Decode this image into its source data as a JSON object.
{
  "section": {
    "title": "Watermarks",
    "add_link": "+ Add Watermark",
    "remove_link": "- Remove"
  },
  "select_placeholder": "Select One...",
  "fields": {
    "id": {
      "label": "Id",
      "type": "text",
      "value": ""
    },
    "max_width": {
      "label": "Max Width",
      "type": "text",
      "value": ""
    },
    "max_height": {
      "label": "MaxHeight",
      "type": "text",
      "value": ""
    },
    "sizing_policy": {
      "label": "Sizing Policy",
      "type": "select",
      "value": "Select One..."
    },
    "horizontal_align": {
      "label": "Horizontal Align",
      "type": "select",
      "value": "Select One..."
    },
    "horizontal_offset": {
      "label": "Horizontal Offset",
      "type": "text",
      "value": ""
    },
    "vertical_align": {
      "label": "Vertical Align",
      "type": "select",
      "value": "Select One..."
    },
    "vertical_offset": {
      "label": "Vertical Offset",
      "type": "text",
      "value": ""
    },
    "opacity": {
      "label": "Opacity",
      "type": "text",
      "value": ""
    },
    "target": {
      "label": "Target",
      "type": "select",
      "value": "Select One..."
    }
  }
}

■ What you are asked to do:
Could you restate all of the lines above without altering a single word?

■ Response to this task:
Decode this image into its source data as a JSON object.
{
  "section": {
    "title": "Watermarks",
    "add_link": "+ Add Watermark",
    "remove_link": "- Remove"
  },
  "select_placeholder": "Select One...",
  "fields": {
    "id": {
      "label": "Id",
      "type": "text",
      "value": ""
    },
    "max_width": {
      "label": "Max Width",
      "type": "text",
      "value": ""
    },
    "max_height": {
      "label": "MaxHeight",
      "type": "text",
      "value": ""
    },
    "sizing_policy": {
      "label": "Sizing Policy",
      "type": "select",
      "value": "Select One..."
    },
    "horizontal_align": {
      "label": "Horizontal Align",
      "type": "select",
      "value": "Select One..."
    },
    "horizontal_offset": {
      "label": "Horizontal Offset",
      "type": "text",
      "value": ""
    },
    "vertical_align": {
      "label": "Vertical Align",
      "type": "select",
      "value": "Select One..."
    },
    "vertical_offset": {
      "label": "Vertical Offset",
      "type": "text",
      "value": ""
    },
    "opacity": {
      "label": "Opacity",
      "type": "text",
      "value": ""
    },
    "target": {
      "label": "Target",
      "type": "select",
      "value": "Select One..."
    }
  }
}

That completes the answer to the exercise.